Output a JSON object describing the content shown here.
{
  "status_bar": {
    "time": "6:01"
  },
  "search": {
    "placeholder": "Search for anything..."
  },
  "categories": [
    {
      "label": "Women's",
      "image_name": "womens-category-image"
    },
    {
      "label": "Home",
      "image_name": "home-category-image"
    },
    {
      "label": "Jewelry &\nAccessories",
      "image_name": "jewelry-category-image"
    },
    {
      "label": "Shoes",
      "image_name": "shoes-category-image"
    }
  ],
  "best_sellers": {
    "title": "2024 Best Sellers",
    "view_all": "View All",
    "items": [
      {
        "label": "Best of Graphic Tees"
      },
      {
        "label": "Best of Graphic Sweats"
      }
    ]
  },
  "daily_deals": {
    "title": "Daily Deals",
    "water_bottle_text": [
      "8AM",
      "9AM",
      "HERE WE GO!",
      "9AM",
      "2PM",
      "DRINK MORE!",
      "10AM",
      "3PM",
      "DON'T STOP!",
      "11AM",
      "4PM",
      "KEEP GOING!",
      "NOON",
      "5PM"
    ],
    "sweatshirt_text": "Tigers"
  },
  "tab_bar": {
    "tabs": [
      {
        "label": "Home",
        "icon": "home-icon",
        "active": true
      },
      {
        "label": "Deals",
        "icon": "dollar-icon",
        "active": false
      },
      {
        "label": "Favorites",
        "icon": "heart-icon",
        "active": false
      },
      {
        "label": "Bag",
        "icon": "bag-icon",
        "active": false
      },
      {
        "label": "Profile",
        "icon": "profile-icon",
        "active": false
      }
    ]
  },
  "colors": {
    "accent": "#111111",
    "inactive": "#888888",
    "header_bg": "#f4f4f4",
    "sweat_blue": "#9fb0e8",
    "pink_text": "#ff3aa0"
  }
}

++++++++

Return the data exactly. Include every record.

Output a JSON object describing the content shown here.
{
  "status_bar": {
    "time": "6:01"
  },
  "search": {
    "placeholder": "Search for anything..."
  },
  "categories": [
    {
      "label": "Women's",
      "image_name": "womens-category-image"
    },
    {
      "label": "Home",
      "image_name": "home-category-image"
    },
    {
      "label": "Jewelry &\nAccessories",
      "image_name": "jewelry-category-image"
    },
    {
      "label": "Shoes",
      "image_name": "shoes-category-image"
    }
  ],
  "best_sellers": {
    "title": "2024 Best Sellers",
    "view_all": "View All",
    "items": [
      {
        "label": "Best of Graphic Tees"
      },
      {
        "label": "Best of Graphic Sweats"
      }
    ]
  },
  "daily_deals": {
    "title": "Daily Deals",
    "water_bottle_text": [
      "8AM",
      "9AM",
      "HERE WE GO!",
      "9AM",
      "2PM",
      "DRINK MORE!",
      "10AM",
      "3PM",
      "DON'T STOP!",
      "11AM",
      "4PM",
      "KEEP GOING!",
      "NOON",
      "5PM"
    ],
    "sweatshirt_text": "Tigers"
  },
  "tab_bar": {
    "tabs": [
      {
        "label": "Home",
        "icon": "home-icon",
        "active": true
      },
      {
        "label": "Deals",
        "icon": "dollar-icon",
        "active": false
      },
      {
        "label": "Favorites",
        "icon": "heart-icon",
        "active": false
      },
      {
        "label": "Bag",
        "icon": "bag-icon",
        "active": false
      },
      {
        "label": "Profile",
        "icon": "profile-icon",
        "active": false
      }
    ]
  },
  "colors": {
    "accent": "#111111",
    "inactive": "#888888",
    "header_bg": "#f4f4f4",
    "sweat_blue": "#9fb0e8",
    "pink_text": "#ff3aa0"
  }
}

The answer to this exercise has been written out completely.